On my Year Abroad I thought a lot about communities – families, friends, social groups, political groups. Especially in the cold, dark, Viennese winter – I wanted to belong to a community, too. I tried life drawing, where I met cool intellectual, international types and drank wine and beer and then went home feeling uber-European. European – seems odd to write that, I’m not sure I’d ever identified as European before?
Working at a school, I constantly taught and planned lessons in English – teaching students about my culture, where I came from, what we did to celebrate certain events. I loved reflecting on why the UK was the way it was – I’d never thought much about wearing poppies in November, we just did it. Telling foreign people about British culture and customs brought me closer to the UK than I’d felt before. Which was strange, because I’d been abroad before, when I lived in Stuttgart – where I had lots of international friends and some local friends, too.
Teaching English was great – I became closer to my language. Why do we use the plural “sheep” but not sheeps for more than one? Why do we pronounce brought and taught the same way? And why, oh why do we expect foreigners who visit or work in our country be able to speak perfect English, when most of us can’t string together a sentence in French?
I became part of many communities, I ran, I swam, I drew – I went to art galleries with large paintings from the 18th Century and contemplated Brugel, Brecht and Belguim. I was in the centre of Europe! I could be in Bratislava in less than two hours and jog in the Schönbrunn palace gardens in less than 20 minutes. I had so much time on my hands – but what to do with it?
I went to libraries across the city, lots of them – the Hauptbücherei – main library – which looks like a ship from the outside, the local library in my Bezirk or district. Vienna has 23 districts – they begin with the first and go out like a snail – I was living in the 12th, Meidling, and teaching nearby. The buildings were incredible. Large, beautiful, spiralling yet not overbearing – each one like the next but somehow entirely different to the next. In Meidling there was a lot of Sozialbauwohnungen, social housing, built in the 70s when social housing was needed most.
I loved seeing it all and reading the transcriptions on the side of buildings – what might it mean and how long had it been there? I got buses and trams everyday through the winding streets, trying to make sense of where in the city I might have been today – north, south, east or west? I was terrified to cycle, like many locals did – for fear of getting hit by a passing van!

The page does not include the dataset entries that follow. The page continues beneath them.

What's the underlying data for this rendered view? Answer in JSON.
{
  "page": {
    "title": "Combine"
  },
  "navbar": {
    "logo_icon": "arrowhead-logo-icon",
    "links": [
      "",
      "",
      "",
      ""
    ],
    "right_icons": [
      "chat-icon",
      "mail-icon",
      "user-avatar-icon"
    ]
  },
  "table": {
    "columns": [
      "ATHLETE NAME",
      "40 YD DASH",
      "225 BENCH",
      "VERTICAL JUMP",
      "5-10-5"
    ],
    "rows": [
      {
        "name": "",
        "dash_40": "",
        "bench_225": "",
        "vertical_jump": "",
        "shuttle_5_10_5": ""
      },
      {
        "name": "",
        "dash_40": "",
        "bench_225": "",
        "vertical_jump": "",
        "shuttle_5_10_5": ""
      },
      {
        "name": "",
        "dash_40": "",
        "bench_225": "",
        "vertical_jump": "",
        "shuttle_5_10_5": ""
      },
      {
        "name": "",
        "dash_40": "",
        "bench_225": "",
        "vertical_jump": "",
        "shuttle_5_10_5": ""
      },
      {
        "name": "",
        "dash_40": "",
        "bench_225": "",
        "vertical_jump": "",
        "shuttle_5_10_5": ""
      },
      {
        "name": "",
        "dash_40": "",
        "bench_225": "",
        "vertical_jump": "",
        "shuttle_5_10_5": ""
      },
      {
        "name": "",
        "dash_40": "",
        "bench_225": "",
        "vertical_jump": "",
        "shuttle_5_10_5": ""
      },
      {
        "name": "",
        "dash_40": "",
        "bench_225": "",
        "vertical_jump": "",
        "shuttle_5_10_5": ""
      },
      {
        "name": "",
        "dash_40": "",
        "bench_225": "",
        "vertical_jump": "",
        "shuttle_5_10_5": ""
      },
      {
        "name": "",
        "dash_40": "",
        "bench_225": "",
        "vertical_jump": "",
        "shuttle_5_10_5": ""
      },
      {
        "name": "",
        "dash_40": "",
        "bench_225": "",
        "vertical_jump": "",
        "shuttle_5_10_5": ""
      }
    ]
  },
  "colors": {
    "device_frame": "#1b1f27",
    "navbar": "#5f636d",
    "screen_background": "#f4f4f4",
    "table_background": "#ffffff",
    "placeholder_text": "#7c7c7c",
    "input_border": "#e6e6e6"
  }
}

Once, on a bus to my house in Meidling, after I’d moved in with some friends, my boyfriend asked, “did the voice just announce “bless you””? I laughed – he was right, the bus’ final stop was Gesundheitszentrum Süd – The hospital in the south of Vienna. Gesundheit means health, but it also means “bless you!” When someone sneezed at work, it became a force of habit to say it back. When I visited people in Innsbruck, they told me they said “Servus!” too, which was a jolly greeting. Just like in Derbyshire when we say “ay up!”.
I made more friends as time went by – I went tours of the UN with my school. I was fascinated. I got to know more and more students and their ways of life. I met local Viennese people, people from around the region and people from neighbouring countries. I tried wines that were in season. I remember the first day at my school, a vocational college, well. I was given a tour of the grounds and the building. It was a great school – a pleasure to be part of. It was the only school in Vienna with its own vineyard. I couldn’t believe it! Where I went to school, in Belper, we did weekly food tech lessons. I’d never been passionate about cooking but have come to enjoy it as I’ve grown up.

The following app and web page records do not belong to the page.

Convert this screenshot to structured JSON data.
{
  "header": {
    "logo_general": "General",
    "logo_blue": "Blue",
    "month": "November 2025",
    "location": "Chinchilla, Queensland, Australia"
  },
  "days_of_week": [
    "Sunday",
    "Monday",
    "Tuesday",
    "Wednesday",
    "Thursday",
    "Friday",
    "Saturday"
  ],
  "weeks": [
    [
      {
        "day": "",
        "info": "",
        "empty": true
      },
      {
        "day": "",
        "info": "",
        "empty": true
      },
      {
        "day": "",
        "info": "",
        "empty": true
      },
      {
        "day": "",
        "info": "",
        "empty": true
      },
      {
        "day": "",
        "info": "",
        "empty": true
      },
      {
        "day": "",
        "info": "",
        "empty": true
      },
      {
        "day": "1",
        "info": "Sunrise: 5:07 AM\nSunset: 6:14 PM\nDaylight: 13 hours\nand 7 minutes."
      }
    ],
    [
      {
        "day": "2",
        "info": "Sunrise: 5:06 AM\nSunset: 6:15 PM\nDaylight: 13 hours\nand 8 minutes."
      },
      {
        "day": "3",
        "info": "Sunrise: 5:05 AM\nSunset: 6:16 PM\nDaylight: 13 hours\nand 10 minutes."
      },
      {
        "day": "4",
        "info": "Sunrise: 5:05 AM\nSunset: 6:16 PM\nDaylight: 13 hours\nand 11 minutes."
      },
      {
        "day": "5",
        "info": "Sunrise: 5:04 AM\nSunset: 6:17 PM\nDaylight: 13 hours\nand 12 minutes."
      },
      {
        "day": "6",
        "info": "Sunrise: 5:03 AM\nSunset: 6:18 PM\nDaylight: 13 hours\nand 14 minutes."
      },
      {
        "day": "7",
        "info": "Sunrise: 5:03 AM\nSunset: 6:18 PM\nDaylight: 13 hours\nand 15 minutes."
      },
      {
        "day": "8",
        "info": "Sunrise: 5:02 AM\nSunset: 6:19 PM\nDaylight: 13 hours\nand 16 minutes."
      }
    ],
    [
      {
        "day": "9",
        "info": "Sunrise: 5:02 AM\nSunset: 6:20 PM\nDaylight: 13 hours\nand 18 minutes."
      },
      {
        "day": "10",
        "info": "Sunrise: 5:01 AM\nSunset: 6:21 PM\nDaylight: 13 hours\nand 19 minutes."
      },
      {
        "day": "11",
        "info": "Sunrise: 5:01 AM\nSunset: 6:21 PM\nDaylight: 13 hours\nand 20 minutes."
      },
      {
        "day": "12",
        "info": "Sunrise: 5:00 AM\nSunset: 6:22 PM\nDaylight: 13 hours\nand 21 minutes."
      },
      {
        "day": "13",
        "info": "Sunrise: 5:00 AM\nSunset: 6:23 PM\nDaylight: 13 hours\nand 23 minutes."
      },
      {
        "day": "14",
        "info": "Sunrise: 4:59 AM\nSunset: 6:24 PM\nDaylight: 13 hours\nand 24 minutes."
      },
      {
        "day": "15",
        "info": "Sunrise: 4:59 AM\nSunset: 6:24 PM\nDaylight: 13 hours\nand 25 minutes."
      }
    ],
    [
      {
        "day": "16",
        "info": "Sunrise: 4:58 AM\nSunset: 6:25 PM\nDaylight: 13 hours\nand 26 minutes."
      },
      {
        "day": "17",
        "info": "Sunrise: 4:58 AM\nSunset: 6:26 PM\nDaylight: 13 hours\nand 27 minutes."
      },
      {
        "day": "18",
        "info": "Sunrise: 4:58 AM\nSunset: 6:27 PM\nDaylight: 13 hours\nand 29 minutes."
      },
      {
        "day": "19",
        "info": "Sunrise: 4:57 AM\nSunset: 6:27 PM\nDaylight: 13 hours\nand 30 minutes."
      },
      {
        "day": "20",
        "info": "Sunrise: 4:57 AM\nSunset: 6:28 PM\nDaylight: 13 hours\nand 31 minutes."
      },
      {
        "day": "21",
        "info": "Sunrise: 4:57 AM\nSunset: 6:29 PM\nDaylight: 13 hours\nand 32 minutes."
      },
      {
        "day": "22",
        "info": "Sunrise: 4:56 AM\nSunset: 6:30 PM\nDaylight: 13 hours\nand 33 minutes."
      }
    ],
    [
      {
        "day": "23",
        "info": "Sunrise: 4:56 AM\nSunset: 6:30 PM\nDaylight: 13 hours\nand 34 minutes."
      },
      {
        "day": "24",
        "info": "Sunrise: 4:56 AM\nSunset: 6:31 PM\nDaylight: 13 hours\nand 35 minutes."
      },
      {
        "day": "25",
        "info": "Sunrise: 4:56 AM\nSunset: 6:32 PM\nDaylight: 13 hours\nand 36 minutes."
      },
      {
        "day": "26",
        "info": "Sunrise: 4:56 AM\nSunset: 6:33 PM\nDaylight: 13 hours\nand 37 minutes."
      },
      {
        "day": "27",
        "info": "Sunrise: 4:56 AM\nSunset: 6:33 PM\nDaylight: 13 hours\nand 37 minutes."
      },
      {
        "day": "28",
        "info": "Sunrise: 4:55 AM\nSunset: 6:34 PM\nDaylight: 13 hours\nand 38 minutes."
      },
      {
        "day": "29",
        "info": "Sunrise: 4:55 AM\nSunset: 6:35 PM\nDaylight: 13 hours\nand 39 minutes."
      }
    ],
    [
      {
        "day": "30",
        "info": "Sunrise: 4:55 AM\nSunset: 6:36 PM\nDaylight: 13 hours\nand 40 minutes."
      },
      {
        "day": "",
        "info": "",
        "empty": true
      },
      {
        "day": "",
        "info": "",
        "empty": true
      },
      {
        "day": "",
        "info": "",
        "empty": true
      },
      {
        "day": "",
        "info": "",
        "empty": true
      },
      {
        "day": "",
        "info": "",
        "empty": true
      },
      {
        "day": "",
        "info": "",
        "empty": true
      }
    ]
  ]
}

Teaching was interesting because I wanted my students to understand British politics. I did several lessons on Brexit – I was honest, clear that I didn’t vote for it, but I tried to explain what had happened and why. The tables turned during the elections in Vienna when I got the opportunity to ask students and some teachers about their political views. It was refreshing to see so many young people engaged in a debate. In Austria, voting age is 16 and the students at my school were 14 – 19 years old (on some occasions older).
I wonder, being back in the UK – if the voting age was lowered, would we have a fairer say on all matters Brexit?
Now I’m back in the UK and studying for final year, I am embracing the communities I come across at Uni more than ever. Today I did a Park Run, which was full of a range of ages, ethnicities and different communities. Social groups, runners, first-timers, non-athletes. Running along with everyone I felt proud to belong to a Leeds community.
It’s important to stay engaged in conversations, now more than ever. I loved my Year Abroad – it was a challenge, perhaps one of the biggest and best yet. I received money from the ERASMUS scheme to do it, which funded everything from travel, studying, drinking (I promise I didn’t waste it all on booze!), taking part in a Gebärdensprache Kurs (Austrian sign language). Yes, the EU has it’s problems, it can be problematic at times. But the cultural learning I was able to experience in Vienna was einzigartig; one of a kind. I was able to learn and broaden by horizons. And all the while on public transport that cost me less than 50 pounds a semester. I’d hate for the next generations not to get that chance.
Please, please think about the younger generations in this election. The result will be pivotal to our future – not just Brexit, but the way we deal with the Climate Crisis, too.